Work item:
When you copy the entries, keep every word exactly as it stands.

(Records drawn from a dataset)
· · · ·

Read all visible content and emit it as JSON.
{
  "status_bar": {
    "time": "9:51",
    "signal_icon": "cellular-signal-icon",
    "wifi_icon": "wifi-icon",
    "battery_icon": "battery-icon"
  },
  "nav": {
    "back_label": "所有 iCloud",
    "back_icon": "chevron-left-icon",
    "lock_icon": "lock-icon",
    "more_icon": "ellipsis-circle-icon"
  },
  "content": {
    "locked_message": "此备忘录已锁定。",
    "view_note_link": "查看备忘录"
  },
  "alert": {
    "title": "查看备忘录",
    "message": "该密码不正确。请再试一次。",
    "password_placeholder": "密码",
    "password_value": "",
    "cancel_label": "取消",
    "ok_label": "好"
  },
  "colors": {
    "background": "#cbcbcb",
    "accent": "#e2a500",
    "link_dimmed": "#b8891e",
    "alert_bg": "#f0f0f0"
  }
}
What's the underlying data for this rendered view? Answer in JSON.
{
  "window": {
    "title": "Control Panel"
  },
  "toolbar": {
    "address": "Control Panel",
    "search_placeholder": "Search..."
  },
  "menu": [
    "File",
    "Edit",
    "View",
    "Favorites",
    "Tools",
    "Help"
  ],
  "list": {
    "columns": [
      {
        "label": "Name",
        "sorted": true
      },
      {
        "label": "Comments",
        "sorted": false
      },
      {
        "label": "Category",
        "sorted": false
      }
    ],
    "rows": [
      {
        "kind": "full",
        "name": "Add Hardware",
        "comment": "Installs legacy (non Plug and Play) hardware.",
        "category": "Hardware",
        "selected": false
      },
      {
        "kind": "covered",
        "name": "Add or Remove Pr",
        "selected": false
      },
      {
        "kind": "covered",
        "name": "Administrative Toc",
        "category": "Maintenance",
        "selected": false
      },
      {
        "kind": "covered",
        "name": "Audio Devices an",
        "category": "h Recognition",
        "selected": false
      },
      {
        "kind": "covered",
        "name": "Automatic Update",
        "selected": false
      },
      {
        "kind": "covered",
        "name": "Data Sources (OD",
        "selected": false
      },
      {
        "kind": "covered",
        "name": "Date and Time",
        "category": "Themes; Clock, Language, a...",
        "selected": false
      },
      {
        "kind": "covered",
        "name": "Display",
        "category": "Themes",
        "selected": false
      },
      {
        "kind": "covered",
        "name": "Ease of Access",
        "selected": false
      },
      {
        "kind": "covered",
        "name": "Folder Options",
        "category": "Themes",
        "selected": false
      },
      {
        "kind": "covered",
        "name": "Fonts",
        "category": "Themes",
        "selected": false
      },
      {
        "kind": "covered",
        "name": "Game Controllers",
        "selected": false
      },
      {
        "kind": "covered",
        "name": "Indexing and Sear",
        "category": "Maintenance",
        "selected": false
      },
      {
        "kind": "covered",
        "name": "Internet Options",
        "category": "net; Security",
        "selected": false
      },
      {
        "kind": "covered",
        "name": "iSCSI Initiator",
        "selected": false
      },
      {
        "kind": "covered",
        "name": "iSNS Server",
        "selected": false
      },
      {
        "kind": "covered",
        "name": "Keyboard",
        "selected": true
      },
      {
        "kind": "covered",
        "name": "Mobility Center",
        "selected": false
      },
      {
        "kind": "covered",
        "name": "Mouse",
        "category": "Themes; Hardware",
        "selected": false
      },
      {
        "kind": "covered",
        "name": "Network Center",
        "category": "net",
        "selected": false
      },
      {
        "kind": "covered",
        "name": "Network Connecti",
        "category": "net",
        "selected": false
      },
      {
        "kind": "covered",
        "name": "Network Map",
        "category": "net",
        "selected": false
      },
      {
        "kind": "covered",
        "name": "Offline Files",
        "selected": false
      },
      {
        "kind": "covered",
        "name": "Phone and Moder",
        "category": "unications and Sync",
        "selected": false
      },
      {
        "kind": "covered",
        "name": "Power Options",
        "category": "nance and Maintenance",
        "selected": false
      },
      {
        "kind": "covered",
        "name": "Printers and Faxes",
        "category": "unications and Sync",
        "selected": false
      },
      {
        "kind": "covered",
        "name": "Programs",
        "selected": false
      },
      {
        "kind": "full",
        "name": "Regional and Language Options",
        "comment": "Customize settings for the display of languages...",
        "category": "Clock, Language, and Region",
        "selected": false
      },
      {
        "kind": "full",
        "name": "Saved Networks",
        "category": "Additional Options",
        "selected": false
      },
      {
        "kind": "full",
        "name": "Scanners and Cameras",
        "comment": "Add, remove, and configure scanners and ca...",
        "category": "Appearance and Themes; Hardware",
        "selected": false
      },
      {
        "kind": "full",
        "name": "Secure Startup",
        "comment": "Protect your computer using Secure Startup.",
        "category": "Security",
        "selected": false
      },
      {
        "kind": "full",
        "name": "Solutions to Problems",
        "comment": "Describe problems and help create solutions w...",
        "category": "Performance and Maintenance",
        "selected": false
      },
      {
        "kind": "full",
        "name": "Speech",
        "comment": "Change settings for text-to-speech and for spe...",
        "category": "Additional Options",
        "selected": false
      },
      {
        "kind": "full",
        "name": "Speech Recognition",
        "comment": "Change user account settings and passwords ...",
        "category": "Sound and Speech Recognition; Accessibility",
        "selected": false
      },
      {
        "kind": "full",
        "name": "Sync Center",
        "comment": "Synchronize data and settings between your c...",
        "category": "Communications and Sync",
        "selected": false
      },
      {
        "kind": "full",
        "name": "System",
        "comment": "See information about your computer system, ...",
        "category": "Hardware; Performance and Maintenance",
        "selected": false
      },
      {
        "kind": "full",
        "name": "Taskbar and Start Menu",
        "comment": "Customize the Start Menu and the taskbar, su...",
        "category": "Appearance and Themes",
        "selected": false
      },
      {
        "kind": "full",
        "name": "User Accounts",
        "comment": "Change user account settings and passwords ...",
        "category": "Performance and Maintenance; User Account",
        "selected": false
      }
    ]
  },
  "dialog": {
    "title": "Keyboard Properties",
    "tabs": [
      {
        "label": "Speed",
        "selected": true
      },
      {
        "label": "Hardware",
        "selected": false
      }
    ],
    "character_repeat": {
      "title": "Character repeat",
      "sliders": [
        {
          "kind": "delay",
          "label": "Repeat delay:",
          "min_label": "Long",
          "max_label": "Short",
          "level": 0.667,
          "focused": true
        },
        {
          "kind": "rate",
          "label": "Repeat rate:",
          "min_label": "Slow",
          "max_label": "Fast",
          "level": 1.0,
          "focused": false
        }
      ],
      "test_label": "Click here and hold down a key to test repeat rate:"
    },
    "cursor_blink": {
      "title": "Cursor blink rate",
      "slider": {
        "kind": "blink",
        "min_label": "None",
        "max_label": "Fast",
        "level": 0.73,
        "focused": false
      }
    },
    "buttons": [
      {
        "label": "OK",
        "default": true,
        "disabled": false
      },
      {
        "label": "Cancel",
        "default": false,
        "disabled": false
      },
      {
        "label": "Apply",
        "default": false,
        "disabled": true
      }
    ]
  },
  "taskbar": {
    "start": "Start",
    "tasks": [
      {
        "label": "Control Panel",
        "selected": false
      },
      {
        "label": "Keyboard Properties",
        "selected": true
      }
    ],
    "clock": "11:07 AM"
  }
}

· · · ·

Output below:
Read all visible content and emit it as JSON.
{
  "status_bar": {
    "time": "9:51",
    "signal_icon": "cellular-signal-icon",
    "wifi_icon": "wifi-icon",
    "battery_icon": "battery-icon"
  },
  "nav": {
    "back_label": "所有 iCloud",
    "back_icon": "chevron-left-icon",
    "lock_icon": "lock-icon",
    "more_icon": "ellipsis-circle-icon"
  },
  "content": {
    "locked_message": "此备忘录已锁定。",
    "view_note_link": "查看备忘录"
  },
  "alert": {
    "title": "查看备忘录",
    "message": "该密码不正确。请再试一次。",
    "password_placeholder": "密码",
    "password_value": "",
    "cancel_label": "取消",
    "ok_label": "好"
  },
  "colors": {
    "background": "#cbcbcb",
    "accent": "#e2a500",
    "link_dimmed": "#b8891e",
    "alert_bg": "#f0f0f0"
  }
}
What's the underlying data for this rendered view? Answer in JSON.
{
  "window": {
    "title": "Control Panel"
  },
  "toolbar": {
    "address": "Control Panel",
    "search_placeholder": "Search..."
  },
  "menu": [
    "File",
    "Edit",
    "View",
    "Favorites",
    "Tools",
    "Help"
  ],
  "list": {
    "columns": [
      {
        "label": "Name",
        "sorted": true
      },
      {
        "label": "Comments",
        "sorted": false
      },
      {
        "label": "Category",
        "sorted": false
      }
    ],
    "rows": [
      {
        "kind": "full",
        "name": "Add Hardware",
        "comment": "Installs legacy (non Plug and Play) hardware.",
        "category": "Hardware",
        "selected": false
      },
      {
        "kind": "covered",
        "name": "Add or Remove Pr",
        "selected": false
      },
      {
        "kind": "covered",
        "name": "Administrative Toc",
        "category": "Maintenance",
        "selected": false
      },
      {
        "kind": "covered",
        "name": "Audio Devices an",
        "category": "h Recognition",
        "selected": false
      },
      {
        "kind": "covered",
        "name": "Automatic Update",
        "selected": false
      },
      {
        "kind": "covered",
        "name": "Data Sources (OD",
        "selected": false
      },
      {
        "kind": "covered",
        "name": "Date and Time",
        "category": "Themes; Clock, Language, a...",
        "selected": false
      },
      {
        "kind": "covered",
        "name": "Display",
        "category": "Themes",
        "selected": false
      },
      {
        "kind": "covered",
        "name": "Ease of Access",
        "selected": false
      },
      {
        "kind": "covered",
        "name": "Folder Options",
        "category": "Themes",
        "selected": false
      },
      {
        "kind": "covered",
        "name": "Fonts",
        "category": "Themes",
        "selected": false
      },
      {
        "kind": "covered",
        "name": "Game Controllers",
        "selected": false
      },
      {
        "kind": "covered",
        "name": "Indexing and Sear",
        "category": "Maintenance",
        "selected": false
      },
      {
        "kind": "covered",
        "name": "Internet Options",
        "category": "net; Security",
        "selected": false
      },
      {
        "kind": "covered",
        "name": "iSCSI Initiator",
        "selected": false
      },
      {
        "kind": "covered",
        "name": "iSNS Server",
        "selected": false
      },
      {
        "kind": "covered",
        "name": "Keyboard",
        "selected": true
      },
      {
        "kind": "covered",
        "name": "Mobility Center",
        "selected": false
      },
      {
        "kind": "covered",
        "name": "Mouse",
        "category": "Themes; Hardware",
        "selected": false
      },
      {
        "kind": "covered",
        "name": "Network Center",
        "category": "net",
        "selected": false
      },
      {
        "kind": "covered",
        "name": "Network Connecti",
        "category": "net",
        "selected": false
      },
      {
        "kind": "covered",
        "name": "Network Map",
        "category": "net",
        "selected": false
      },
      {
        "kind": "covered",
        "name": "Offline Files",
        "selected": false
      },
      {
        "kind": "covered",
        "name": "Phone and Moder",
        "category": "unications and Sync",
        "selected": false
      },
      {
        "kind": "covered",
        "name": "Power Options",
        "category": "nance and Maintenance",
        "selected": false
      },
      {
        "kind": "covered",
        "name": "Printers and Faxes",
        "category": "unications and Sync",
        "selected": false
      },
      {
        "kind": "covered",
        "name": "Programs",
        "selected": false
      },
      {
        "kind": "full",
        "name": "Regional and Language Options",
        "comment": "Customize settings for the display of languages...",
        "category": "Clock, Language, and Region",
        "selected": false
      },
      {
        "kind": "full",
        "name": "Saved Networks",
        "category": "Additional Options",
        "selected": false
      },
      {
        "kind": "full",
        "name": "Scanners and Cameras",
        "comment": "Add, remove, and configure scanners and ca...",
        "category": "Appearance and Themes; Hardware",
        "selected": false
      },
      {
        "kind": "full",
        "name": "Secure Startup",
        "comment": "Protect your computer using Secure Startup.",
        "category": "Security",
        "selected": false
      },
      {
        "kind": "full",
        "name": "Solutions to Problems",
        "comment": "Describe problems and help create solutions w...",
        "category": "Performance and Maintenance",
        "selected": false
      },
      {
        "kind": "full",
        "name": "Speech",
        "comment": "Change settings for text-to-speech and for spe...",
        "category": "Additional Options",
        "selected": false
      },
      {
        "kind": "full",
        "name": "Speech Recognition",
        "comment": "Change user account settings and passwords ...",
        "category": "Sound and Speech Recognition; Accessibility",
        "selected": false
      },
      {
        "kind": "full",
        "name": "Sync Center",
        "comment": "Synchronize data and settings between your c...",
        "category": "Communications and Sync",
        "selected": false
      },
      {
        "kind": "full",
        "name": "System",
        "comment": "See information about your computer system, ...",
        "category": "Hardware; Performance and Maintenance",
        "selected": false
      },
      {
        "kind": "full",
        "name": "Taskbar and Start Menu",
        "comment": "Customize the Start Menu and the taskbar, su...",
        "category": "Appearance and Themes",
        "selected": false
      },
      {
        "kind": "full",
        "name": "User Accounts",
        "comment": "Change user account settings and passwords ...",
        "category": "Performance and Maintenance; User Account",
        "selected": false
      }
    ]
  },
  "dialog": {
    "title": "Keyboard Properties",
    "tabs": [
      {
        "label": "Speed",
        "selected": true
      },
      {
        "label": "Hardware",
        "selected": false
      }
    ],
    "character_repeat": {
      "title": "Character repeat",
      "sliders": [
        {
          "kind": "delay",
          "label": "Repeat delay:",
          "min_label": "Long",
          "max_label": "Short",
          "level": 0.667,
          "focused": true
        },
        {
          "kind": "rate",
          "label": "Repeat rate:",
          "min_label": "Slow",
          "max_label": "Fast",
          "level": 1.0,
          "focused": false
        }
      ],
      "test_label": "Click here and hold down a key to test repeat rate:"
    },
    "cursor_blink": {
      "title": "Cursor blink rate",
      "slider": {
        "kind": "blink",
        "min_label": "None",
        "max_label": "Fast",
        "level": 0.73,
        "focused": false
      }
    },
    "buttons": [
      {
        "label": "OK",
        "default": true,
        "disabled": false
      },
      {
        "label": "Cancel",
        "default": false,
        "disabled": false
      },
      {
        "label": "Apply",
        "default": false,
        "disabled": true
      }
    ]
  },
  "taskbar": {
    "start": "Start",
    "tasks": [
      {
        "label": "Control Panel",
        "selected": false
      },
      {
        "label": "Keyboard Properties",
        "selected": true
      }
    ],
    "clock": "11:07 AM"
  }
}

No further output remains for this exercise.